[Records from a dataset]
---------------

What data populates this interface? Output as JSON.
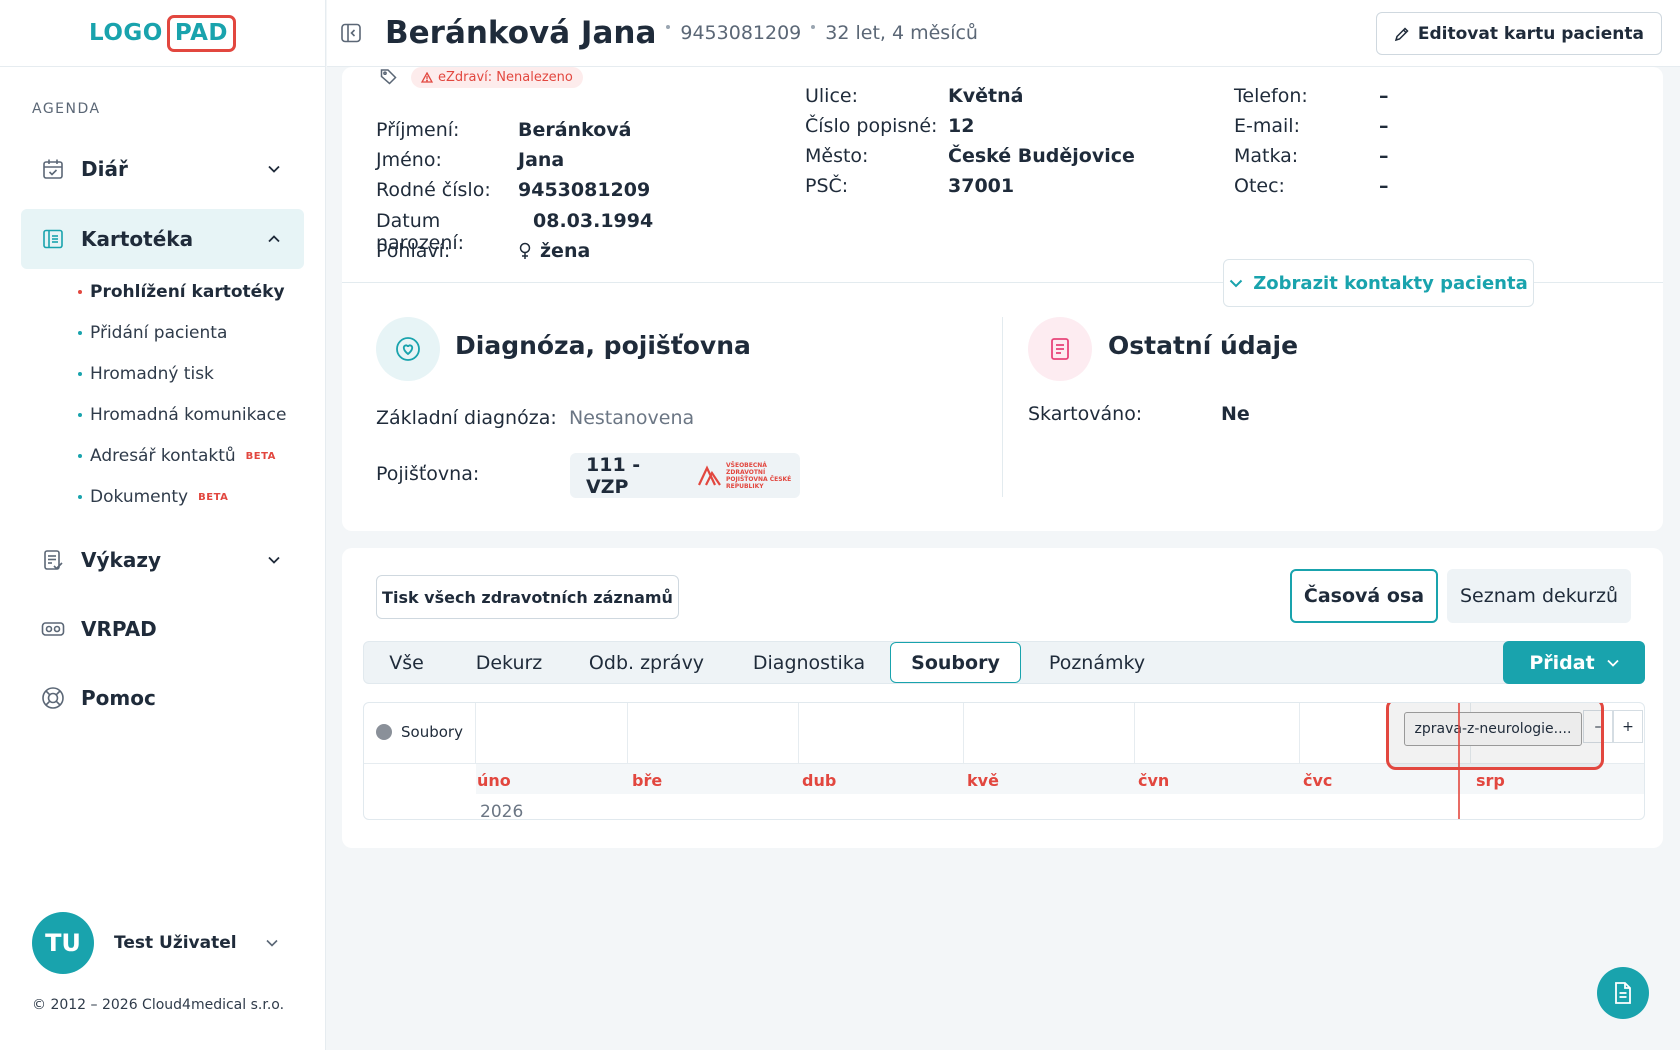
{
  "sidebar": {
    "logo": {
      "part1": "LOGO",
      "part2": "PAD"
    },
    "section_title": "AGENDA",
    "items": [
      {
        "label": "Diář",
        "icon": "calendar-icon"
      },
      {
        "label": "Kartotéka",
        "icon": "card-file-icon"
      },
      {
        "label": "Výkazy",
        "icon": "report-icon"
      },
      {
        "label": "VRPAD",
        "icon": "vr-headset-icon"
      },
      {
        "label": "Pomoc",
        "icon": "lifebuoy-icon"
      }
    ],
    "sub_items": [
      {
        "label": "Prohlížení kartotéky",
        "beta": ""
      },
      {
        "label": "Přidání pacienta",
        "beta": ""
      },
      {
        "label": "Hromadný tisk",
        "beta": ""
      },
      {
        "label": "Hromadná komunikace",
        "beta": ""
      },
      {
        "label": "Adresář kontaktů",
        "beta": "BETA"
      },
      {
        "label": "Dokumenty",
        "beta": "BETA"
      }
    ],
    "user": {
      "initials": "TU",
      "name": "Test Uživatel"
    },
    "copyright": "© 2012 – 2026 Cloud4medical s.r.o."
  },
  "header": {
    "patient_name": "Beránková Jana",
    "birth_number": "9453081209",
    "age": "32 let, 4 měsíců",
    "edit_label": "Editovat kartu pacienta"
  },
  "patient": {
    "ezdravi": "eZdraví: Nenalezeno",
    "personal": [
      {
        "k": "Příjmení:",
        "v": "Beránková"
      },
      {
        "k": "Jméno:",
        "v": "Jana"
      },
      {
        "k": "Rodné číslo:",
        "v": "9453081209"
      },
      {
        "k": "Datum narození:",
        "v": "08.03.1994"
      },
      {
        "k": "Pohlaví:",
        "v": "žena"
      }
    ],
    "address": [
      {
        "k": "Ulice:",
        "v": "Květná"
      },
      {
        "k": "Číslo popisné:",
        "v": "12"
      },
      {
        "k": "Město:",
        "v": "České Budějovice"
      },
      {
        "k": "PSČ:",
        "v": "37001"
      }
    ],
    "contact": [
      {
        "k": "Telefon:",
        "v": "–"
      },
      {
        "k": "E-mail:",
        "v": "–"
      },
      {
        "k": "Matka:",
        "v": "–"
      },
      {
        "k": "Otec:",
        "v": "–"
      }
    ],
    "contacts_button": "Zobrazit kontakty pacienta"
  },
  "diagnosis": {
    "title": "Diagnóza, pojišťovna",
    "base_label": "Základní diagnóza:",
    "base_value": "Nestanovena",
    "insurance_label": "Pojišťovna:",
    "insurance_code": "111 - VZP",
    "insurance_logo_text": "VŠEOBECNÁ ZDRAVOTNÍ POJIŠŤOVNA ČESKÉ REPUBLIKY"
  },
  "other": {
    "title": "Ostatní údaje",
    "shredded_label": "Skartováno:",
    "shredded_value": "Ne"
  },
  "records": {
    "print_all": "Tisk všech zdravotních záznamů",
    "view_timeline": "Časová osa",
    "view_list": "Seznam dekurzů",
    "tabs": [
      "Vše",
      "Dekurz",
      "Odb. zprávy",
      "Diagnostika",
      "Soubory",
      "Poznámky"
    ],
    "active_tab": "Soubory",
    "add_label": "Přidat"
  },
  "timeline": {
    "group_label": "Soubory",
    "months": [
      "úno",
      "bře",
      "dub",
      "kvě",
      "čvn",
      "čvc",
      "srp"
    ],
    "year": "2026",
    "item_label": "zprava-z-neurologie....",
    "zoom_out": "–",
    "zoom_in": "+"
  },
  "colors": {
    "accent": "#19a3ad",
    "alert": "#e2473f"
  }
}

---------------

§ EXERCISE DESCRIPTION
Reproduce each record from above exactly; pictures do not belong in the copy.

§ THE COMPLETED TASK
What data populates this interface? Output as JSON.
{
  "sidebar": {
    "logo": {
      "part1": "LOGO",
      "part2": "PAD"
    },
    "section_title": "AGENDA",
    "items": [
      {
        "label": "Diář",
        "icon": "calendar-icon"
      },
      {
        "label": "Kartotéka",
        "icon": "card-file-icon"
      },
      {
        "label": "Výkazy",
        "icon": "report-icon"
      },
      {
        "label": "VRPAD",
        "icon": "vr-headset-icon"
      },
      {
        "label": "Pomoc",
        "icon": "lifebuoy-icon"
      }
    ],
    "sub_items": [
      {
        "label": "Prohlížení kartotéky",
        "beta": ""
      },
      {
        "label": "Přidání pacienta",
        "beta": ""
      },
      {
        "label": "Hromadný tisk",
        "beta": ""
      },
      {
        "label": "Hromadná komunikace",
        "beta": ""
      },
      {
        "label": "Adresář kontaktů",
        "beta": "BETA"
      },
      {
        "label": "Dokumenty",
        "beta": "BETA"
      }
    ],
    "user": {
      "initials": "TU",
      "name": "Test Uživatel"
    },
    "copyright": "© 2012 – 2026 Cloud4medical s.r.o."
  },
  "header": {
    "patient_name": "Beránková Jana",
    "birth_number": "9453081209",
    "age": "32 let, 4 měsíců",
    "edit_label": "Editovat kartu pacienta"
  },
  "patient": {
    "ezdravi": "eZdraví: Nenalezeno",
    "personal": [
      {
        "k": "Příjmení:",
        "v": "Beránková"
      },
      {
        "k": "Jméno:",
        "v": "Jana"
      },
      {
        "k": "Rodné číslo:",
        "v": "9453081209"
      },
      {
        "k": "Datum narození:",
        "v": "08.03.1994"
      },
      {
        "k": "Pohlaví:",
        "v": "žena"
      }
    ],
    "address": [
      {
        "k": "Ulice:",
        "v": "Květná"
      },
      {
        "k": "Číslo popisné:",
        "v": "12"
      },
      {
        "k": "Město:",
        "v": "České Budějovice"
      },
      {
        "k": "PSČ:",
        "v": "37001"
      }
    ],
    "contact": [
      {
        "k": "Telefon:",
        "v": "–"
      },
      {
        "k": "E-mail:",
        "v": "–"
      },
      {
        "k": "Matka:",
        "v": "–"
      },
      {
        "k": "Otec:",
        "v": "–"
      }
    ],
    "contacts_button": "Zobrazit kontakty pacienta"
  },
  "diagnosis": {
    "title": "Diagnóza, pojišťovna",
    "base_label": "Základní diagnóza:",
    "base_value": "Nestanovena",
    "insurance_label": "Pojišťovna:",
    "insurance_code": "111 - VZP",
    "insurance_logo_text": "VŠEOBECNÁ ZDRAVOTNÍ POJIŠŤOVNA ČESKÉ REPUBLIKY"
  },
  "other": {
    "title": "Ostatní údaje",
    "shredded_label": "Skartováno:",
    "shredded_value": "Ne"
  },
  "records": {
    "print_all": "Tisk všech zdravotních záznamů",
    "view_timeline": "Časová osa",
    "view_list": "Seznam dekurzů",
    "tabs": [
      "Vše",
      "Dekurz",
      "Odb. zprávy",
      "Diagnostika",
      "Soubory",
      "Poznámky"
    ],
    "active_tab": "Soubory",
    "add_label": "Přidat"
  },
  "timeline": {
    "group_label": "Soubory",
    "months": [
      "úno",
      "bře",
      "dub",
      "kvě",
      "čvn",
      "čvc",
      "srp"
    ],
    "year": "2026",
    "item_label": "zprava-z-neurologie....",
    "zoom_out": "–",
    "zoom_in": "+"
  },
  "colors": {
    "accent": "#19a3ad",
    "alert": "#e2473f"
  }
}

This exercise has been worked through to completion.